The Medium talked about how people sometimes send symbols or appear as a symbol. She told a story about a cardinal appearing to a woman who'd lost her husband.  And while I may believe this is possible or even true, something about her brash, confident manner was off-putting. Like she knew for a dead certain fact what happened and how everything worked on the other side. Like Marissa Tomei in "My Cousin Vinny," only without as much heart.

At 4:30 I saw my last patient at the house and as we spoke, Tom died.

At 5:30, as she was leaving, the woman stopped on the porch and pointed to a corner of the screen. "Oh look," she said. "There's a bird trapped on your porch. How'd he get in here?" She looked around. "The door was closed and there aren't any holes anywhere. That's weird." She shrugged. "Oh, well. See you next week."

I propped the screen door open, closed the door into the house and gently shooed the little bird out and on its way.

"There you go, Birdie," I said, watching him soar off toward the trees. "Fly on home."


Tuesdays at the Nursing Home- Kind Betrayals?

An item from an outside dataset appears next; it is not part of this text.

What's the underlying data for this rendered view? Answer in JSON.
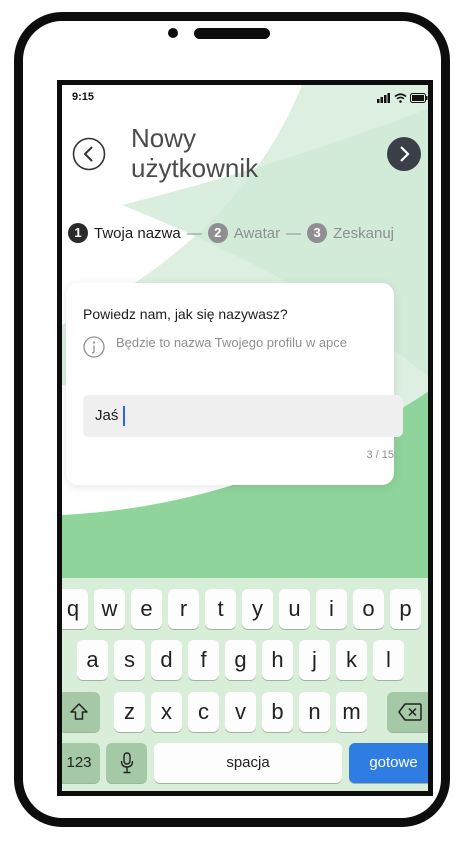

     I punch in the code to enter the locked Alzheimer's unit and hear Daisy's wails echoing down the long hallway. She's almost deaf, so communicating with her is tenuous at best. I take a seat beside her in the common room, aware of the circling patients all around me, swirling into and out of their own delusions and fleeting memories.
     I touch her arm, stroking her gently and realizing she's lost too much weight since my last visit. "Remember me?" I ask, knowing this is an impossible question, yet relieved when she looks into my eyes and nods, mouthing something that I take for acknowledgement. I look into Daisy's eyes trying my best to communicate everything I can without saying much at all. "I'm sorry," I murmur. "I'm going to do something about this."
     But really, what? I remember her from the other, unlocked, assisted living side, remember how terrified she was the time they put her over on this unit for punishment because she'd shoved her roommate in an argument over the thermostat setting in their room. I remember her eventual full-time transition to this unit and the way she'd seemed to accept the inevitability without protest. Now this, hours and hours of inconsolable crying.
     Without warning, a stout, bald man wearing a sweater vest rises up behind us, clutches the half-wall divider and peers out at the crowd before him. "I've got $104, can I get $105. $105, do I hear $105?"
     Daisy doesn't hear him. Everyone else ignores him. He turns, taps the man sitting beside him. "Come on, buddy, it's $105 to you."
     In a room down another corridor Faye sits in a rocking chair, eyes wild, mouth drawn up tight, her fingers so tight on the wooden arms the knuckles have blanched white. "Crystal's got a gun and she's gonna shoot me!" she says. I tell her I know she got "sent out" recently and put  in an unfamiliar psychiatric facility where they changed all of her medications and sent her reeling further into psychosis. "They made a mistake and sent you where the doctor didn't know you. I can get Dr. Jones to help get things right again."
     Faye glares at me. "I know what you're trying to do," she says, her words rushing at me through tightly controlled anger. "You're trying to cheer me up. Don't you dare try and cheer me up! I know who that doctor is- he's Sanford Haynes, a known Communist and a hired assassin. So don't try that on me! I'm not going to the hospital."
     I leave her for the relative sanctuary of the nurses' station and order her to be "sent out" again, this time to her usual psychiatric hospital and her familiar psychiatrist. She will hate me for this, I think, and maybe fight the police if they have to come and take her. She will wonder why she's been betrayed again and then, at some point weeks from now, she will return, cheerful and sane, to await her daughter's weekly visit and fast food sack full of bad-for-you goodies.